IT managers awaiting the release of eServer clusters for Unix and Linux said IBM has given them two good reasons to try the offerings: time and money. Due within the next two months and code-named Blue Hammer, the clusters will allow customers to save both by managing up to 32 eServer rack systems from a single workstation.
Each version will feature IBMs SP supercomputer PSSP (Parallel System Support Programs) cluster management and GPFS (General Parallel File System) software. PSSP lets users install and configure an operating system from a single point and keep files synchronized across servers. The GPFS software allows shared access to files across all nodes in a cluster.
"This definitely makes it a lot easier from a management standpoint, even for things like replacing boxes," said Mike Kasperek, team leader of AIX support for DaimlerChrysler Corp., in Center Line, Mich. "This fulfills a need weve been asking them for to begin with."
DaimlerChrysler plans to upgrade to IBMs M80 servers with the Unix cluster, Kasperek said.
Also interested in using the technology is Audio Video Messenger Software Inc., which runs the audio and video messaging site Paltalk.com. The company has two RS/6000 machines, 10 Windows NT boxes and a half-dozen Linux boxes, said Jason Katz, AVMs founder and CEO, in New York.
"Its very unwieldy," Katz said. Savings will be "both time and cost. Just the ability to restart those machines in one [action] is very important."
Katz said he expects to see more emphasis on clustering software in the future. "I think everybody is going to a much more scalable architecture," he said. "They are addressing a valid need—thats for sure."
Dave Turek, vice president of deep computing for IBMs Web servers unit, said the clusters will provide customers with unprecedented scalability and affordability.
"Were moving away from the mantra some companies had that the way you do something is build progressively bigger and bigger SMPs [symmetric multiprocessing systems]," said Turek, in Poughkeepsie, N.Y. He added that IBMs goal is to spread its clustering technology across its portfolio.
The Unix version, due next month, will be able to cluster up to 32 two-way to eight-way IBM M80 servers or up to 32 one-way to six-way IBM H80 servers running AIX. The midrange M80 and H80 servers can be clustered with the higher-powered p680 or S80 servers. Pricing for the Unix version of Blue Hammer, including the management software, starts at $32,000 per node.
The Linux version will provide management for clusters of up to 32 two-way IBM eServer x330 Intel-based machines. Pricing for the Linux version, slated for availability in May, has not yet been announced.

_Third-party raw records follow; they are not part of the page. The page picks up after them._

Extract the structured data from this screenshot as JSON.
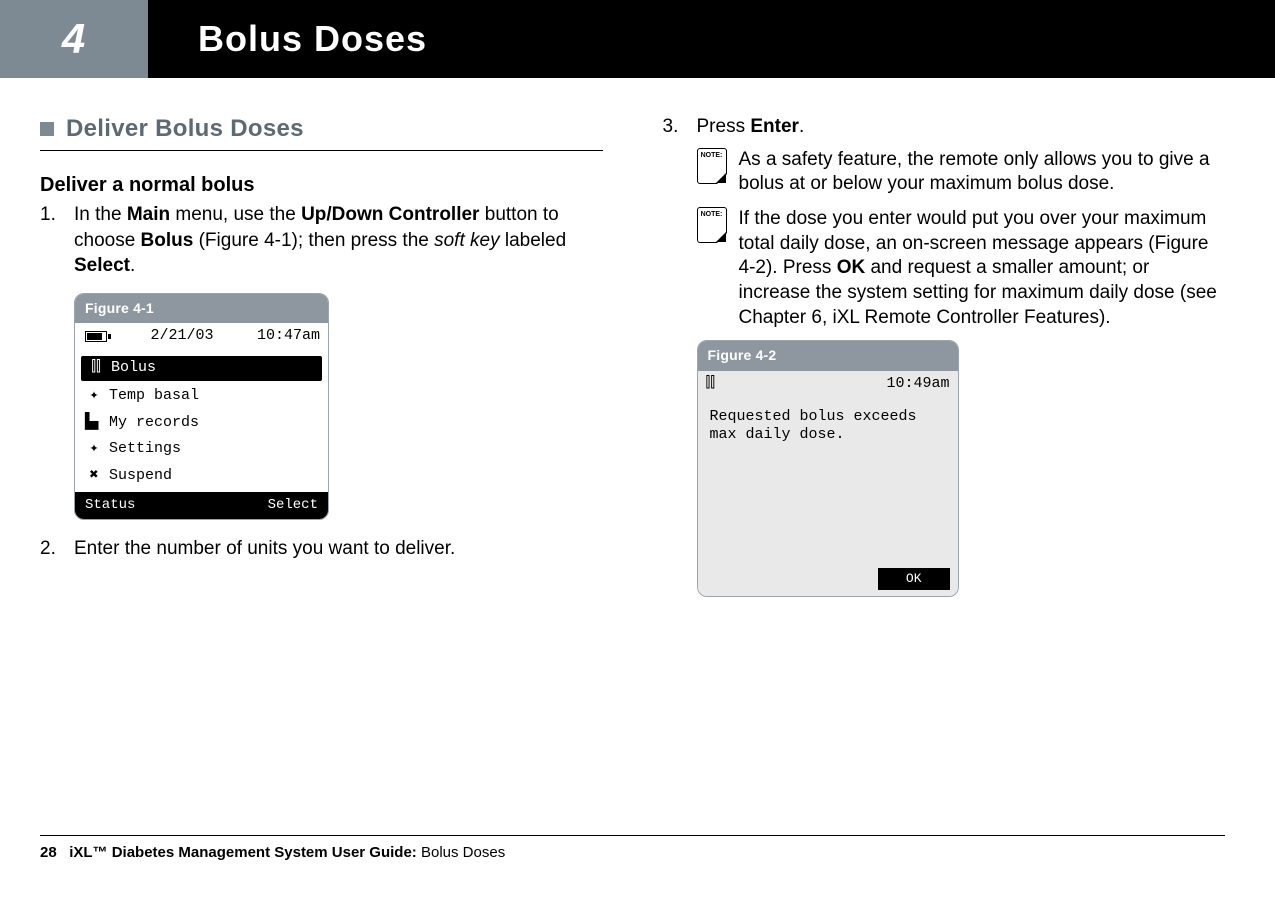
{
  "header": {
    "chapter": "4",
    "title": "Bolus Doses"
  },
  "left": {
    "section_title": "Deliver Bolus Doses",
    "subhead": "Deliver a normal bolus",
    "step1": {
      "num": "1.",
      "pre": "In the ",
      "b1": "Main",
      "mid1": " menu, use the ",
      "b2": "Up/Down Controller",
      "mid2": " button to choose ",
      "b3": "Bolus",
      "mid3": " (Figure 4-1); then press the ",
      "soft": "soft key",
      "mid4": " labeled ",
      "b4": "Select",
      "end": "."
    },
    "fig1": {
      "label": "Figure 4-1",
      "date": "2/21/03",
      "time": "10:47am",
      "items": [
        {
          "icon": "bolus-icon",
          "glyph": "⫿⫿",
          "label": "Bolus",
          "selected": true
        },
        {
          "icon": "temp-basal-icon",
          "glyph": "✦",
          "label": "Temp basal",
          "selected": false
        },
        {
          "icon": "my-records-icon",
          "glyph": "▙▖",
          "label": "My records",
          "selected": false
        },
        {
          "icon": "settings-icon",
          "glyph": "✦",
          "label": "Settings",
          "selected": false
        },
        {
          "icon": "suspend-icon",
          "glyph": "✖",
          "label": "Suspend",
          "selected": false
        }
      ],
      "soft_left": "Status",
      "soft_right": "Select"
    },
    "step2": {
      "num": "2.",
      "text": "Enter the number of units you want to deliver."
    }
  },
  "right": {
    "step3": {
      "num": "3.",
      "pre": "Press ",
      "b1": "Enter",
      "end": "."
    },
    "note1": "As a safety feature, the remote only allows you to give a bolus at or below your maximum bolus dose.",
    "note2": {
      "pre": "If the dose you enter would put you over your maximum total daily dose, an on-screen message appears (Figure 4-2). Press ",
      "b1": "OK",
      "post": " and request a smaller amount; or increase the system setting for maximum daily dose (see Chapter 6, iXL Remote Controller Features)."
    },
    "fig2": {
      "label": "Figure 4-2",
      "time": "10:49am",
      "message": "Requested bolus exceeds max daily dose.",
      "ok": "OK"
    },
    "note_label": "NOTE:"
  },
  "footer": {
    "page": "28",
    "bold": "iXL™ Diabetes Management System User Guide: ",
    "plain": "Bolus Doses"
  }
}
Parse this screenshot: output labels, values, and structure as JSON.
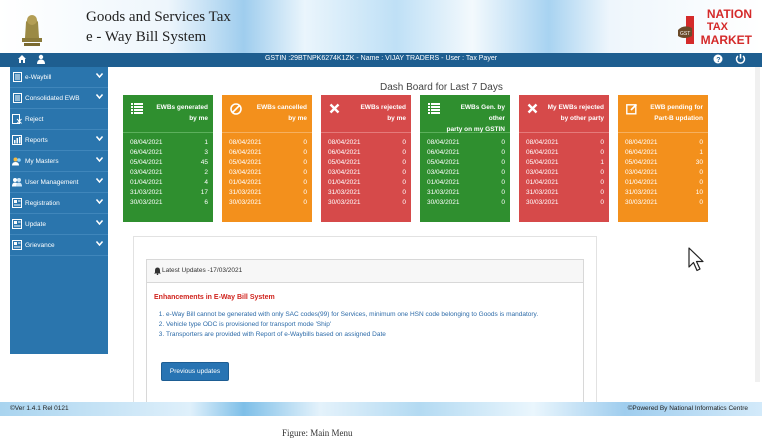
{
  "header": {
    "title_line1": "Goods and Services Tax",
    "title_line2": "e - Way Bill System",
    "logo": {
      "line1": "NATION",
      "line2": "TAX",
      "line3": "MARKET",
      "badge": "GST"
    }
  },
  "navbar": {
    "gstin_info": "GSTIN :29BTNPK6274K1ZK - Name : VIJAY TRADERS - User : Tax Payer",
    "icons": [
      "home-icon",
      "user-icon",
      "help-icon",
      "power-icon"
    ]
  },
  "sidebar": {
    "items": [
      {
        "label": "e-Waybill",
        "icon": "document-icon",
        "chevron": true
      },
      {
        "label": "Consolidated EWB",
        "icon": "document-icon",
        "chevron": true
      },
      {
        "label": "Reject",
        "icon": "reject-icon",
        "chevron": false
      },
      {
        "label": "Reports",
        "icon": "report-icon",
        "chevron": true
      },
      {
        "label": "My Masters",
        "icon": "masters-icon",
        "chevron": true
      },
      {
        "label": "User Management",
        "icon": "users-icon",
        "chevron": true
      },
      {
        "label": "Registration",
        "icon": "registration-icon",
        "chevron": true
      },
      {
        "label": "Update",
        "icon": "update-icon",
        "chevron": true
      },
      {
        "label": "Grievance",
        "icon": "grievance-icon",
        "chevron": true
      }
    ]
  },
  "dashboard": {
    "title": "Dash Board for Last 7 Days",
    "cards": [
      {
        "title_line1": "EWBs generated",
        "title_line2": "by me",
        "color": "#2f8f2f",
        "icon": "list-icon",
        "rows": [
          [
            "08/04/2021",
            "1"
          ],
          [
            "06/04/2021",
            "3"
          ],
          [
            "05/04/2021",
            "45"
          ],
          [
            "03/04/2021",
            "2"
          ],
          [
            "01/04/2021",
            "4"
          ],
          [
            "31/03/2021",
            "17"
          ],
          [
            "30/03/2021",
            "6"
          ]
        ]
      },
      {
        "title_line1": "EWBs cancelled",
        "title_line2": "by me",
        "color": "#f3901c",
        "icon": "cancel-icon",
        "rows": [
          [
            "08/04/2021",
            "0"
          ],
          [
            "06/04/2021",
            "0"
          ],
          [
            "05/04/2021",
            "0"
          ],
          [
            "03/04/2021",
            "0"
          ],
          [
            "01/04/2021",
            "0"
          ],
          [
            "31/03/2021",
            "0"
          ],
          [
            "30/03/2021",
            "0"
          ]
        ]
      },
      {
        "title_line1": "EWBs rejected",
        "title_line2": "by me",
        "color": "#d64a4a",
        "icon": "x-icon",
        "rows": [
          [
            "08/04/2021",
            "0"
          ],
          [
            "06/04/2021",
            "0"
          ],
          [
            "05/04/2021",
            "0"
          ],
          [
            "03/04/2021",
            "0"
          ],
          [
            "01/04/2021",
            "0"
          ],
          [
            "31/03/2021",
            "0"
          ],
          [
            "30/03/2021",
            "0"
          ]
        ]
      },
      {
        "title_line1": "EWBs Gen. by other",
        "title_line2": "party on my GSTIN",
        "color": "#2f8f2f",
        "icon": "list-icon",
        "rows": [
          [
            "08/04/2021",
            "0"
          ],
          [
            "06/04/2021",
            "0"
          ],
          [
            "05/04/2021",
            "0"
          ],
          [
            "03/04/2021",
            "0"
          ],
          [
            "01/04/2021",
            "0"
          ],
          [
            "31/03/2021",
            "0"
          ],
          [
            "30/03/2021",
            "0"
          ]
        ]
      },
      {
        "title_line1": "My EWBs rejected",
        "title_line2": "by other party",
        "color": "#d64a4a",
        "icon": "x-icon",
        "rows": [
          [
            "08/04/2021",
            "0"
          ],
          [
            "06/04/2021",
            "0"
          ],
          [
            "05/04/2021",
            "1"
          ],
          [
            "03/04/2021",
            "0"
          ],
          [
            "01/04/2021",
            "0"
          ],
          [
            "31/03/2021",
            "0"
          ],
          [
            "30/03/2021",
            "0"
          ]
        ]
      },
      {
        "title_line1": "EWB pending for",
        "title_line2": "Part-B updation",
        "color": "#f3901c",
        "icon": "edit-icon",
        "rows": [
          [
            "08/04/2021",
            "0"
          ],
          [
            "06/04/2021",
            "1"
          ],
          [
            "05/04/2021",
            "30"
          ],
          [
            "03/04/2021",
            "0"
          ],
          [
            "01/04/2021",
            "0"
          ],
          [
            "31/03/2021",
            "10"
          ],
          [
            "30/03/2021",
            "0"
          ]
        ]
      }
    ]
  },
  "updates": {
    "header": "Latest Updates -17/03/2021",
    "heading": "Enhancements in E-Way Bill System",
    "items": [
      "e-Way Bill cannot be generated with only SAC codes(99) for Services, minimum one HSN code belonging to Goods is mandatory.",
      "Vehicle type ODC is provisioned for transport mode 'Ship'",
      "Transporters are provided with Report of e-Waybills based on assigned Date"
    ],
    "button_label": "Previous updates"
  },
  "footer": {
    "version": "Ver 1.4.1 Rel 0121",
    "powered": "Powered By National Informatics Centre"
  },
  "caption": "Figure: Main Menu"
}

The announcement also re- emphasizes IBMs recent focus on Linux. "This is a continuation of IBMs previously announced initiatives to bring its SP technology to Linux, a commodity market, and evidence that IBM is serious about its Linux strategy," said Stacey Quandt, an analyst at Giga Information Group Inc., in Santa Clara, Calif.
Quandt said IBM competitors such as Compaq Computer Corp., Silicon Graphics Inc. and Hewlett-Packard Co. also are looking to Linux these days, but "IBM is moving much faster to leverage the combined strengths of Unix and SP technology to further enhance the price and performance of Linux computational clusters."
More extensions will be announced this summer, with the technology rollout continuing with two to three software releases a year, according to Turek.